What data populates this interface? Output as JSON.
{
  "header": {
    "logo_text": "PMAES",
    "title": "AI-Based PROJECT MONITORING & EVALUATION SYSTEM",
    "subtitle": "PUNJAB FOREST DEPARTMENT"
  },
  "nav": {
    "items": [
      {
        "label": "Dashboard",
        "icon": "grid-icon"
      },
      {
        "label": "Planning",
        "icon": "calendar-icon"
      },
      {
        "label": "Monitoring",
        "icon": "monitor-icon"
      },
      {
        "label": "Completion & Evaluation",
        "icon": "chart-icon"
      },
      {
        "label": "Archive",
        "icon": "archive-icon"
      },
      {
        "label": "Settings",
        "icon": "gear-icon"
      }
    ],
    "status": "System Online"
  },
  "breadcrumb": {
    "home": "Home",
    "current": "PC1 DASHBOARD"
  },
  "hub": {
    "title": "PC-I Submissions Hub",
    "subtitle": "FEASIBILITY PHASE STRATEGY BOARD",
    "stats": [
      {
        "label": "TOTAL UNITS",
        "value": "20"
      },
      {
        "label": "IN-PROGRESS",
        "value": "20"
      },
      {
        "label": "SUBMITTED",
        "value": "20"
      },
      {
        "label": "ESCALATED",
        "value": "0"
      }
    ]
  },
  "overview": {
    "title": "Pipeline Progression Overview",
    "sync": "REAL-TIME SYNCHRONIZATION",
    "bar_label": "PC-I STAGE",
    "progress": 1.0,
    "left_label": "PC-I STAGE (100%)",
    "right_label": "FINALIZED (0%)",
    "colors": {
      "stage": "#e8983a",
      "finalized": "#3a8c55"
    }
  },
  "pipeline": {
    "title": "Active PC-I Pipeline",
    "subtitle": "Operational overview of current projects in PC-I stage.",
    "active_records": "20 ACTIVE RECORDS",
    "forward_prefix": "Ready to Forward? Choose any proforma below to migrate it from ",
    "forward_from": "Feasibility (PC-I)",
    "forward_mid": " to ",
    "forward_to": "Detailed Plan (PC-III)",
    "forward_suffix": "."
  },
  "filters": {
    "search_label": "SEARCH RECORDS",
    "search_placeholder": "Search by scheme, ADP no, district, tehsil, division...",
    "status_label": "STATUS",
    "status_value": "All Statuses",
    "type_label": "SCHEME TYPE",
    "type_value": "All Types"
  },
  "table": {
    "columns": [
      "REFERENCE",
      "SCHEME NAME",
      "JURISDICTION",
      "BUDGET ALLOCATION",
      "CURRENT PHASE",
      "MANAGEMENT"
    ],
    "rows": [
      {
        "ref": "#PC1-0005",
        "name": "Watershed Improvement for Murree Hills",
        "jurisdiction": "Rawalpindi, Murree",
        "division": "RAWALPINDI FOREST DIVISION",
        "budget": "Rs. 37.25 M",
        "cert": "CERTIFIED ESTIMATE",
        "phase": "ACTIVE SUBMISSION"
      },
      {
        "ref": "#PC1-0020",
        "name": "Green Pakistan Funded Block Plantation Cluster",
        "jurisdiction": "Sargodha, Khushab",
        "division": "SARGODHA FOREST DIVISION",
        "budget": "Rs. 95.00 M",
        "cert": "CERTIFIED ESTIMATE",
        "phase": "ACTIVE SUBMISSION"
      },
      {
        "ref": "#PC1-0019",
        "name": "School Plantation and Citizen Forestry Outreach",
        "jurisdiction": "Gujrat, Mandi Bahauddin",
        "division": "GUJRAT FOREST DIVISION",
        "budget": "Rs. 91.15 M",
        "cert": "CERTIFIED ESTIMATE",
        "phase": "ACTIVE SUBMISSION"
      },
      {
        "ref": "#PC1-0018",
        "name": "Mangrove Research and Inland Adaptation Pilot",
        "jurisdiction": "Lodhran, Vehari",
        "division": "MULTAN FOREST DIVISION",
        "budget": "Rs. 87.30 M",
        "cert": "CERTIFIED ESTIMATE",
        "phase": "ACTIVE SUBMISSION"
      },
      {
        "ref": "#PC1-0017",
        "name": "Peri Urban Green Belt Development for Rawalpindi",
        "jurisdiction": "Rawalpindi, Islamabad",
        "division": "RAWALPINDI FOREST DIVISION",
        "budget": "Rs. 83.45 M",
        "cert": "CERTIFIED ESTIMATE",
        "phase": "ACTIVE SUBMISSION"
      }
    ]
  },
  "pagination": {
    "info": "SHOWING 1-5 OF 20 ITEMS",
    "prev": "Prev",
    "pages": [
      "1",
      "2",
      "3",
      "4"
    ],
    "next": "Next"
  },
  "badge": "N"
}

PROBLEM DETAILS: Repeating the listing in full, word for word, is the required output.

OUTPUT OF THE TASK:
What data populates this interface? Output as JSON.
{
  "header": {
    "logo_text": "PMAES",
    "title": "AI-Based PROJECT MONITORING & EVALUATION SYSTEM",
    "subtitle": "PUNJAB FOREST DEPARTMENT"
  },
  "nav": {
    "items": [
      {
        "label": "Dashboard",
        "icon": "grid-icon"
      },
      {
        "label": "Planning",
        "icon": "calendar-icon"
      },
      {
        "label": "Monitoring",
        "icon": "monitor-icon"
      },
      {
        "label": "Completion & Evaluation",
        "icon": "chart-icon"
      },
      {
        "label": "Archive",
        "icon": "archive-icon"
      },
      {
        "label": "Settings",
        "icon": "gear-icon"
      }
    ],
    "status": "System Online"
  },
  "breadcrumb": {
    "home": "Home",
    "current": "PC1 DASHBOARD"
  },
  "hub": {
    "title": "PC-I Submissions Hub",
    "subtitle": "FEASIBILITY PHASE STRATEGY BOARD",
    "stats": [
      {
        "label": "TOTAL UNITS",
        "value": "20"
      },
      {
        "label": "IN-PROGRESS",
        "value": "20"
      },
      {
        "label": "SUBMITTED",
        "value": "20"
      },
      {
        "label": "ESCALATED",
        "value": "0"
      }
    ]
  },
  "overview": {
    "title": "Pipeline Progression Overview",
    "sync": "REAL-TIME SYNCHRONIZATION",
    "bar_label": "PC-I STAGE",
    "progress": 1.0,
    "left_label": "PC-I STAGE (100%)",
    "right_label": "FINALIZED (0%)",
    "colors": {
      "stage": "#e8983a",
      "finalized": "#3a8c55"
    }
  },
  "pipeline": {
    "title": "Active PC-I Pipeline",
    "subtitle": "Operational overview of current projects in PC-I stage.",
    "active_records": "20 ACTIVE RECORDS",
    "forward_prefix": "Ready to Forward? Choose any proforma below to migrate it from ",
    "forward_from": "Feasibility (PC-I)",
    "forward_mid": " to ",
    "forward_to": "Detailed Plan (PC-III)",
    "forward_suffix": "."
  },
  "filters": {
    "search_label": "SEARCH RECORDS",
    "search_placeholder": "Search by scheme, ADP no, district, tehsil, division...",
    "status_label": "STATUS",
    "status_value": "All Statuses",
    "type_label": "SCHEME TYPE",
    "type_value": "All Types"
  },
  "table": {
    "columns": [
      "REFERENCE",
      "SCHEME NAME",
      "JURISDICTION",
      "BUDGET ALLOCATION",
      "CURRENT PHASE",
      "MANAGEMENT"
    ],
    "rows": [
      {
        "ref": "#PC1-0005",
        "name": "Watershed Improvement for Murree Hills",
        "jurisdiction": "Rawalpindi, Murree",
        "division": "RAWALPINDI FOREST DIVISION",
        "budget": "Rs. 37.25 M",
        "cert": "CERTIFIED ESTIMATE",
        "phase": "ACTIVE SUBMISSION"
      },
      {
        "ref": "#PC1-0020",
        "name": "Green Pakistan Funded Block Plantation Cluster",
        "jurisdiction": "Sargodha, Khushab",
        "division": "SARGODHA FOREST DIVISION",
        "budget": "Rs. 95.00 M",
        "cert": "CERTIFIED ESTIMATE",
        "phase": "ACTIVE SUBMISSION"
      },
      {
        "ref": "#PC1-0019",
        "name": "School Plantation and Citizen Forestry Outreach",
        "jurisdiction": "Gujrat, Mandi Bahauddin",
        "division": "GUJRAT FOREST DIVISION",
        "budget": "Rs. 91.15 M",
        "cert": "CERTIFIED ESTIMATE",
        "phase": "ACTIVE SUBMISSION"
      },
      {
        "ref": "#PC1-0018",
        "name": "Mangrove Research and Inland Adaptation Pilot",
        "jurisdiction": "Lodhran, Vehari",
        "division": "MULTAN FOREST DIVISION",
        "budget": "Rs. 87.30 M",
        "cert": "CERTIFIED ESTIMATE",
        "phase": "ACTIVE SUBMISSION"
      },
      {
        "ref": "#PC1-0017",
        "name": "Peri Urban Green Belt Development for Rawalpindi",
        "jurisdiction": "Rawalpindi, Islamabad",
        "division": "RAWALPINDI FOREST DIVISION",
        "budget": "Rs. 83.45 M",
        "cert": "CERTIFIED ESTIMATE",
        "phase": "ACTIVE SUBMISSION"
      }
    ]
  },
  "pagination": {
    "info": "SHOWING 1-5 OF 20 ITEMS",
    "prev": "Prev",
    "pages": [
      "1",
      "2",
      "3",
      "4"
    ],
    "next": "Next"
  },
  "badge": "N"
}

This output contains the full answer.